Gloves are a really important part of any runner’s winter gear, no matter what. Your fingers are susceptible to the effects of the cold, and cold fingers are not only unpleasant, but it could be dangerous – especially in conditions extreme enough to cause frostbite. Nobody wants that.
These gloves have special touchscreen-compatible fingertips that allow you to use your touchscreen phone or iPod™ without having to take your gloves off. (Praise to whoever invented that… taking gloves on and off in winter was always such a massive hassle!)
Headwear is also important. If your head is cold, you will be cold. We have a ton of gear designed specifically to help keep you comfortable in the winter weather. Most of this gear not only helps to keep you warm, but is also made from a moisture wicking material that helps keep you dry when you sweat.
2. Hydrate! A lot of runners and athletes forget to hydrate when running or playing sports in cold weather, thinking it isn’t as important as it is in the summer. That is false – any time you are engaged in strenuous activity and will be sweating, you run the risk of dehydration, so bring your usual water or sports drink with you when you head out on a winter run, as well, and remember to drink. If you don’t replace the fluids you lose, you run the risk of under-performing, at a minimum, or becoming ill, in a worst case scenario.
3. Take Some Extra Time to Warm Up: You may want to gradually warm up and add an extra 5 to 10 minutes of warm-up time (perhaps a brisk walk or jog) before starting your run. When it is cold, your body needs the additional time to acclimate to the weather. By fully warming up, you minimize the risk of injuries or strains, and are also more comfortable during your run than you would be without being fully warmed up.
4. But Also, Take the Time to Cool Down: Much as you do in warmer weather, your cool down routine is just as important in the winter, so no matter how tempting your warm house (or even warmer shower) sounds, don’t skip this important step of every run
5. Windy? Run Toward the Wind: You’ll thank yourself on the way back, when the wind is at your back and you’re already sweating from your run. Sometimes, it really is the seemingly little things!
6. Run During the Middle of the Day: If you can, running between noon and 3pm is ideal, since the sun will be at its highest point and provide some warmth, but also, you will be more visible.

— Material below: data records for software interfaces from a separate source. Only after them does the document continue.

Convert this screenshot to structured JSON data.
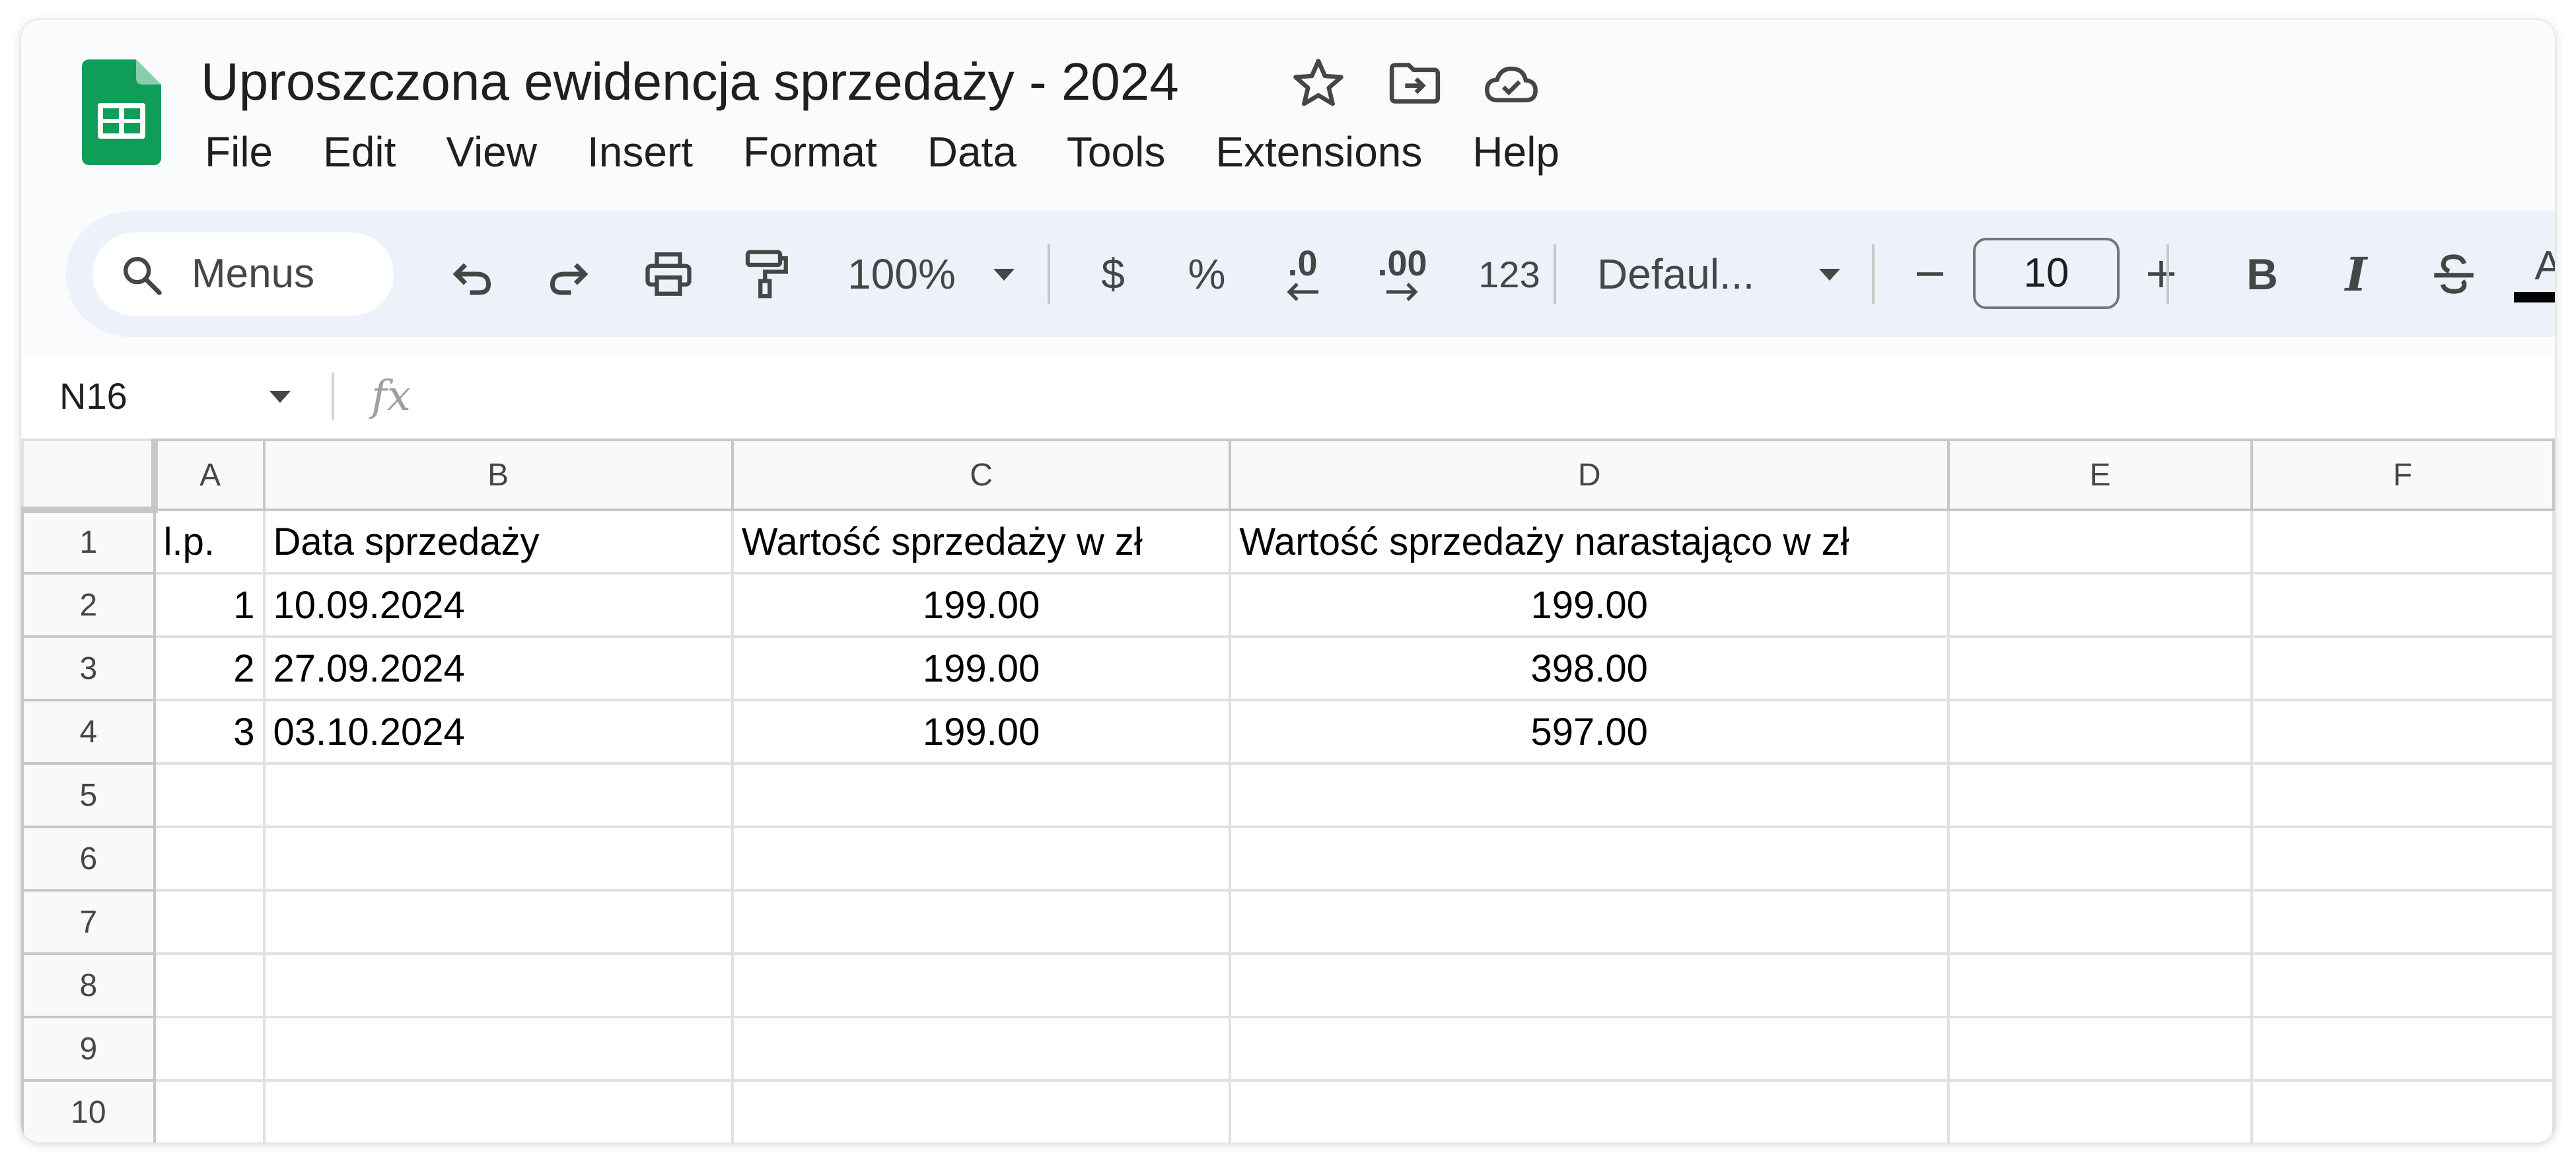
{
  "doc": {
    "title": "Uproszczona ewidencja sprzedaży - 2024"
  },
  "menu": [
    "File",
    "Edit",
    "View",
    "Insert",
    "Format",
    "Data",
    "Tools",
    "Extensions",
    "Help"
  ],
  "toolbar": {
    "search_label": "Menus",
    "zoom": "100%",
    "currency": "$",
    "percent": "%",
    "decrease_decimal": ".0",
    "increase_decimal": ".00",
    "number_format": "123",
    "font": "Defaul...",
    "font_size": "10",
    "bold": "B",
    "italic": "I",
    "text_color": "A"
  },
  "formula_bar": {
    "cell": "N16",
    "fx": "fx",
    "content": ""
  },
  "columns": [
    "A",
    "B",
    "C",
    "D",
    "E",
    "F"
  ],
  "rows": [
    [
      "l.p.",
      "Data sprzedaży",
      "Wartość sprzedaży w zł",
      "Wartość sprzedaży narastająco w zł",
      "",
      ""
    ],
    [
      "1",
      "10.09.2024",
      "199.00",
      "199.00",
      "",
      ""
    ],
    [
      "2",
      "27.09.2024",
      "199.00",
      "398.00",
      "",
      ""
    ],
    [
      "3",
      "03.10.2024",
      "199.00",
      "597.00",
      "",
      ""
    ],
    [
      "",
      "",
      "",
      "",
      "",
      ""
    ],
    [
      "",
      "",
      "",
      "",
      "",
      ""
    ],
    [
      "",
      "",
      "",
      "",
      "",
      ""
    ],
    [
      "",
      "",
      "",
      "",
      "",
      ""
    ],
    [
      "",
      "",
      "",
      "",
      "",
      ""
    ],
    [
      "",
      "",
      "",
      "",
      "",
      ""
    ]
  ],
  "row_numbers": [
    "1",
    "2",
    "3",
    "4",
    "5",
    "6",
    "7",
    "8",
    "9",
    "10"
  ],
  "colors": {
    "sheets_green": "#0f9d58",
    "toolbar_bg": "#edf2fa",
    "grid_line": "#e1e1e1"
  }
}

That said, if you can’t – or need to stick to your early morning or after-work running schedule, be sure to wear bright and reflective clothing, or even better, LED light hats, bracelets, or clips that will make it much more difficult for drivers to see you when it is still dark out.

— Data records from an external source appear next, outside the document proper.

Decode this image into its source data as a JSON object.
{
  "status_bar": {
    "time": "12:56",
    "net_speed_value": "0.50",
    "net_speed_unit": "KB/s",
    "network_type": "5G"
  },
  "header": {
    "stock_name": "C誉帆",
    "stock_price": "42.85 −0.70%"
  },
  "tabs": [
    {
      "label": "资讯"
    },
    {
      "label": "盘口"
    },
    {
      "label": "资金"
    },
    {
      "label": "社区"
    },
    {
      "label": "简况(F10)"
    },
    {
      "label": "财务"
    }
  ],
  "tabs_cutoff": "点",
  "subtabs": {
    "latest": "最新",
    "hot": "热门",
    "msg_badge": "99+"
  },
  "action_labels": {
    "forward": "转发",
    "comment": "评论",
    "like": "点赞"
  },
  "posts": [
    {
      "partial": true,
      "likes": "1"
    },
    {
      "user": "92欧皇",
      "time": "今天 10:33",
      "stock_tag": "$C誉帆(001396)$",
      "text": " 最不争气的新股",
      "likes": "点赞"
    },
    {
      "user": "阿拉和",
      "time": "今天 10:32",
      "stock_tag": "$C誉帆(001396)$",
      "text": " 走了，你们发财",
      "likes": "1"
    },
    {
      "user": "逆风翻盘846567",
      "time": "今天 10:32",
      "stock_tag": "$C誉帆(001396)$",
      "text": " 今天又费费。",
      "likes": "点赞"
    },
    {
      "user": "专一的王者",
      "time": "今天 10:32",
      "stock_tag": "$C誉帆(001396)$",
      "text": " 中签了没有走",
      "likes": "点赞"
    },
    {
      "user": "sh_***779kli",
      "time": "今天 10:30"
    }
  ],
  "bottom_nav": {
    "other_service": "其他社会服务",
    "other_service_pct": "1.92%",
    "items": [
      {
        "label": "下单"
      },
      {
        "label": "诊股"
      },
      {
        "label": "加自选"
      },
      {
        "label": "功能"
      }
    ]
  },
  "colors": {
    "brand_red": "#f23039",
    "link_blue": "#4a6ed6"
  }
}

The most important thing to remember when running in the winter is your safety is the most important thing to keep in mind. If the roads and sidewalks are covered in ice and snow, or there are other dangerous conditions, it may just be a day to hit your treadmill (or the one at the gym) or do an aerobic video online that you like. You’ll still get your workout in, but without putting yourself in unnecessary danger. That said, if you use caution and dress appropriately, there’s no reason most winter days should bring your training – or your love for running – to a full stop.